And because the probationer has already received a conviction for the underlying, original crime, the prosecutor’s burden of proof is not “proof beyond a reasonable doubt” but only a “preponderance” of the evidence that a term of probation was violated.
Speaking plainly, this means a prosecutor only has to prove that it’s more likely than not that the probationer violated a condition of probation.
The probationer and his or her attorney may then present their own witnesses and evidence in rebuttal. Your defense attorney will work aggressively to cast doubt on the prosecutor’s case.
How Are Probation Violations Penalized?
Admitting or denying an alleged probation violation is a decision that should only be made after consulting a Missouri probation attorney. If the court finds the probationer guilty of a probation violation, the court may:
- order the probationer to serve his or her full original sentence
- continue the probation with no change
- extend the period of probation and/or add additional terms to the probation
What Will Your Attorney Do on Your Behalf?
When a Missouri judge orders probation for someone, the court is offering that offender an opportunity to live in his or her own community, even with a criminal conviction.

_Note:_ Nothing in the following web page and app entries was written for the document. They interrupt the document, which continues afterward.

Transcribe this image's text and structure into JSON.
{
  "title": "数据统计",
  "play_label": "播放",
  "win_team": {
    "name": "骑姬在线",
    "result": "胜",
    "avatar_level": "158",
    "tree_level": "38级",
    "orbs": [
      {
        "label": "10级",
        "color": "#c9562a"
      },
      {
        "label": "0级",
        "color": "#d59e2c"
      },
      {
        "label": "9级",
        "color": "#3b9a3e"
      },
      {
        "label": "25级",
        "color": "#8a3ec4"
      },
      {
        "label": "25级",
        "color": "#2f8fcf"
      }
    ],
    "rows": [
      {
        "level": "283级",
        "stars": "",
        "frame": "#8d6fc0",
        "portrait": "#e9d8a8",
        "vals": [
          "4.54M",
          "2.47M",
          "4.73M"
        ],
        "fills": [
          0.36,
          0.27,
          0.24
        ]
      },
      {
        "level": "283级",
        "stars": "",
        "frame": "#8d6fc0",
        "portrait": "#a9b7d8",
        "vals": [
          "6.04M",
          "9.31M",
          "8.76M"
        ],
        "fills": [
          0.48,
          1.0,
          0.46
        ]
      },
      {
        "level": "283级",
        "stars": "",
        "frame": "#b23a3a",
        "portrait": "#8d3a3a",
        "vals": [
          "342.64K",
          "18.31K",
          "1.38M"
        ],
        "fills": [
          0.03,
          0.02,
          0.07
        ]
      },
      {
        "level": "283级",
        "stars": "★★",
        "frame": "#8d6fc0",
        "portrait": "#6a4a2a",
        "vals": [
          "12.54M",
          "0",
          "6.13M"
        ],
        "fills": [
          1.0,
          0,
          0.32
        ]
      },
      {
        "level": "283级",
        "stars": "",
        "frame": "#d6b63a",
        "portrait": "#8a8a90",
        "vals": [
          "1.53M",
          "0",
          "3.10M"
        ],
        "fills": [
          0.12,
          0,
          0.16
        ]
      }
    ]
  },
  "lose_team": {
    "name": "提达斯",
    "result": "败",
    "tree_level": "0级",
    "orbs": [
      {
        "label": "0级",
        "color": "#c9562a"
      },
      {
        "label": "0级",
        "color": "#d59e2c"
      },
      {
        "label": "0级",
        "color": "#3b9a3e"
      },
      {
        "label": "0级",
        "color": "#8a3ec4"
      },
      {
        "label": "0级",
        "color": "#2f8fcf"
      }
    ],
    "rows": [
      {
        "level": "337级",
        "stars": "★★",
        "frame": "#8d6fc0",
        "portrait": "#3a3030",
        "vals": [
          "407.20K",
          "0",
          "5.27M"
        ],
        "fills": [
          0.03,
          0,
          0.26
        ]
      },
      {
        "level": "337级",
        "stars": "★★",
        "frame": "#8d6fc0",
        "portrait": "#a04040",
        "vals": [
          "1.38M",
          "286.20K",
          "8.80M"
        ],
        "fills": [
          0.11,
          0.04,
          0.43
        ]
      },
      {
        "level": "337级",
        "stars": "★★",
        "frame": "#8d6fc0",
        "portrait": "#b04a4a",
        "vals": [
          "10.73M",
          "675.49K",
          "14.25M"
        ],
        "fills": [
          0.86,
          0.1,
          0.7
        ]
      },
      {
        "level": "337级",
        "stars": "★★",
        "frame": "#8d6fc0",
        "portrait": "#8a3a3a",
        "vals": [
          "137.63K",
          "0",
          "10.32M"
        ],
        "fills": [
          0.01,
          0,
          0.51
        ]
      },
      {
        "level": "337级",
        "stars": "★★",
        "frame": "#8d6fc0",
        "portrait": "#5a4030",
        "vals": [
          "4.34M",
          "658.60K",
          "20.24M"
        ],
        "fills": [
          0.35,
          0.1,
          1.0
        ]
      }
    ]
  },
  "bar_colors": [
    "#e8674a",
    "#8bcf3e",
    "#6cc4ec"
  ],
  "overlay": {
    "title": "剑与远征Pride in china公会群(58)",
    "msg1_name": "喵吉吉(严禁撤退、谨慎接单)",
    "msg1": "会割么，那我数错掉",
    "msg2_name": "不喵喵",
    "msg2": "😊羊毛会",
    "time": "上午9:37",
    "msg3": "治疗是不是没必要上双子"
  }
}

If that individual is you, adhere to the conditions and terms of your probation and do not ruin your chance to avoid jail or prison. However, if you are accused of violating your probation in Missouri, there’s hope.
The right Jefferson County criminal defense attorney may be able to convince the judge that no probation violation occurred, or if it did, that you should still be permitted to continue on probation.
You lose some legal rights as a probationer, but you do not lose the right to have a lawyer advise and represent you. If you are charged with violating your probation, exercise that right, and contact a Missouri probation attorney immediately.